Data extracted from a collection
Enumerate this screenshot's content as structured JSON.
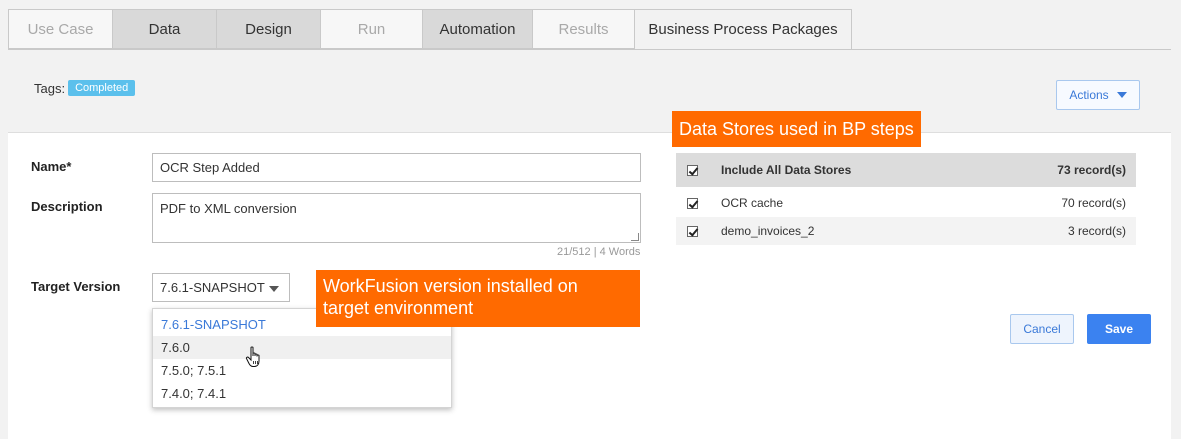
{
  "tabs": [
    {
      "label": "Use Case",
      "state": "disabled"
    },
    {
      "label": "Data",
      "state": "dark"
    },
    {
      "label": "Design",
      "state": "dark"
    },
    {
      "label": "Run",
      "state": "disabled"
    },
    {
      "label": "Automation",
      "state": "dark"
    },
    {
      "label": "Results",
      "state": "disabled"
    },
    {
      "label": "Business Process Packages",
      "state": "active"
    }
  ],
  "tags": {
    "label": "Tags:",
    "badge": "Completed"
  },
  "actions": {
    "label": "Actions"
  },
  "form": {
    "name_label": "Name*",
    "name_value": "OCR Step Added",
    "description_label": "Description",
    "description_value": "PDF to XML conversion",
    "counter": "21/512 | 4 Words",
    "target_label": "Target Version",
    "target_value": "7.6.1-SNAPSHOT",
    "options": [
      "7.6.1-SNAPSHOT",
      "7.6.0",
      "7.5.0; 7.5.1",
      "7.4.0; 7.4.1"
    ]
  },
  "callouts": {
    "data_stores": "Data Stores used in BP steps",
    "version_line1": "WorkFusion version installed on",
    "version_line2": "target environment"
  },
  "data_stores": {
    "header_label": "Include All Data Stores",
    "header_count": "73 record(s)",
    "rows": [
      {
        "name": "OCR cache",
        "count": "70 record(s)"
      },
      {
        "name": "demo_invoices_2",
        "count": "3 record(s)"
      }
    ]
  },
  "buttons": {
    "cancel": "Cancel",
    "save": "Save"
  },
  "colors": {
    "accent": "#3b82f0",
    "callout": "#ff6a00",
    "badge": "#5bc0ec"
  }
}
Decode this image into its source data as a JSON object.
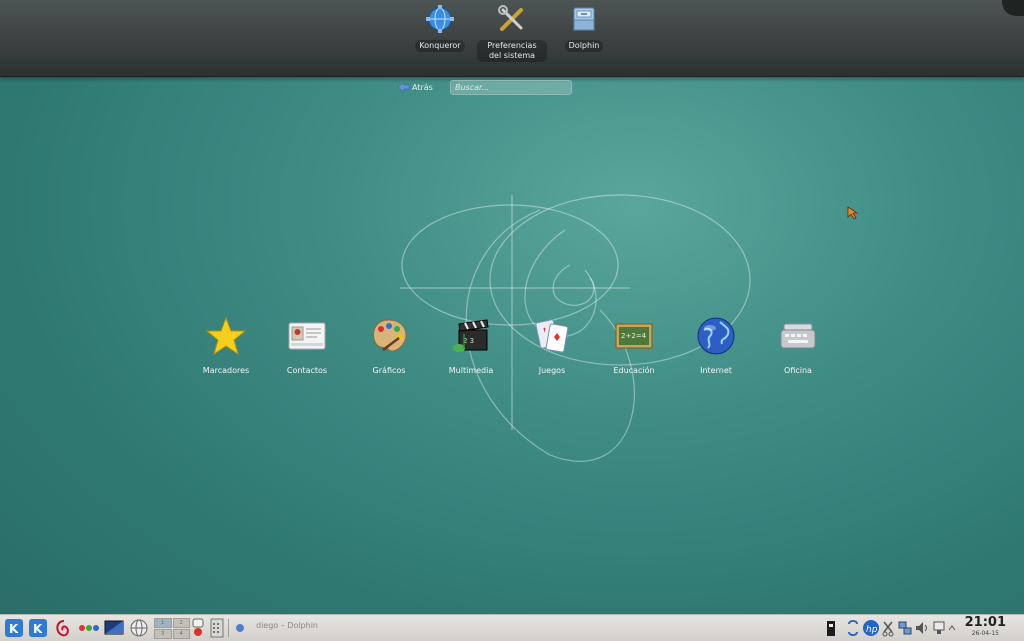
{
  "favorites": [
    {
      "label": "Konqueror",
      "icon": "konqueror-globe-icon"
    },
    {
      "label": "Preferencias del sistema",
      "icon": "system-settings-tools-icon"
    },
    {
      "label": "Dolphin",
      "icon": "dolphin-file-manager-icon"
    }
  ],
  "nav": {
    "back_label": "Atrás",
    "search_placeholder": "Buscar..."
  },
  "categories": [
    {
      "label": "Marcadores",
      "icon": "star-icon"
    },
    {
      "label": "Contactos",
      "icon": "contact-card-icon"
    },
    {
      "label": "Gráficos",
      "icon": "paint-palette-icon"
    },
    {
      "label": "Multimedia",
      "icon": "clapperboard-icon"
    },
    {
      "label": "Juegos",
      "icon": "playing-cards-icon"
    },
    {
      "label": "Educación",
      "icon": "chalkboard-icon"
    },
    {
      "label": "Internet",
      "icon": "globe-icon"
    },
    {
      "label": "Oficina",
      "icon": "typewriter-icon"
    }
  ],
  "taskbar": {
    "pager": [
      "1",
      "2",
      "3",
      "4"
    ],
    "task_label": "diego – Dolphin",
    "clock_time": "21:01",
    "clock_date": "26-04-15"
  },
  "colors": {
    "accent": "#3f8c85",
    "panel": "#3a403f",
    "taskbar": "#dddad5"
  }
}
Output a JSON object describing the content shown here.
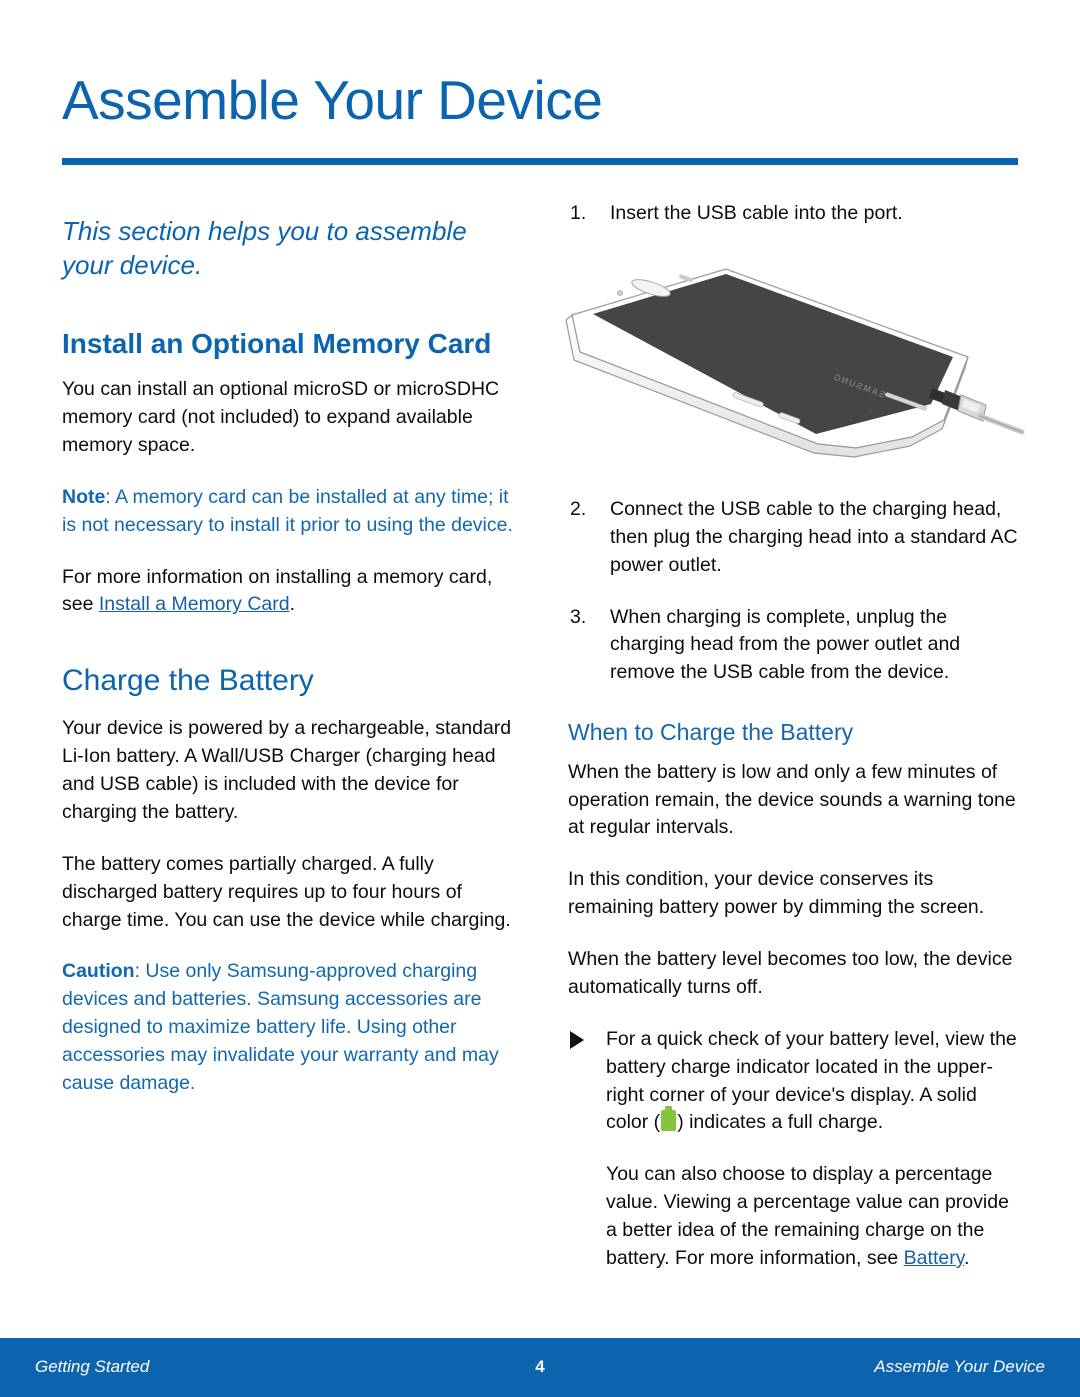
{
  "header": {
    "title": "Assemble Your Device",
    "rule_color": "#0b64ad"
  },
  "colors": {
    "brand_blue": "#0b64ad",
    "link_blue": "#1560a8",
    "note_blue": "#1268ad",
    "battery_green": "#86c440"
  },
  "left_column": {
    "lead": "This section helps you to assemble your device.",
    "memory_card": {
      "heading": "Install an Optional Memory Card",
      "paragraph": "You can install an optional microSD or microSDHC memory card (not included) to expand available memory space.",
      "note_label": "Note",
      "note_text": ": A memory card can be installed at any time; it is not necessary to install it prior to using the device.",
      "more_info_prefix": "For more information on installing a memory card, see ",
      "more_info_link": "Install a Memory Card",
      "more_info_suffix": "."
    },
    "charge_battery": {
      "heading": "Charge the Battery",
      "paragraph_1": "Your device is powered by a rechargeable, standard Li-Ion battery. A Wall/USB Charger (charging head and USB cable) is included with the device for charging the battery.",
      "paragraph_2": "The battery comes partially charged. A fully discharged battery requires up to four hours of charge time. You can use the device while charging.",
      "caution_label": "Caution",
      "caution_text": ": Use only Samsung-approved charging devices and batteries. Samsung accessories are designed to maximize battery life. Using other accessories may invalidate your warranty and may cause damage."
    }
  },
  "right_column": {
    "steps": [
      {
        "num": "1.",
        "text": "Insert the USB cable into the port."
      },
      {
        "num": "2.",
        "text": "Connect the USB cable to the charging head, then plug the charging head into a standard AC power outlet."
      },
      {
        "num": "3.",
        "text": "When charging is complete, unplug the charging head from the power outlet and remove the USB cable from the device."
      }
    ],
    "illustration_alt": "Samsung tablet with USB cable being inserted into the charging port",
    "when_to_charge": {
      "heading": "When to Charge the Battery",
      "paragraph_1": "When the battery is low and only a few minutes of operation remain, the device sounds a warning tone at regular intervals.",
      "paragraph_2": "In this condition, your device conserves its remaining battery power by dimming the screen.",
      "paragraph_3": "When the battery level becomes too low, the device automatically turns off.",
      "bullet_part_1": "For a quick check of your battery level, view the battery charge indicator located in the upper-right corner of your device's display. A solid color (",
      "bullet_part_2": ") indicates a full charge.",
      "final_prefix": "You can also choose to display a percentage value. Viewing a percentage value can provide a better idea of the remaining charge on the battery. For more information, see ",
      "final_link": "Battery",
      "final_suffix": "."
    }
  },
  "footer": {
    "left": "Getting Started",
    "page_number": "4",
    "right": "Assemble Your Device"
  }
}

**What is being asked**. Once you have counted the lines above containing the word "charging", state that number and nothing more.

**Answer below**. 6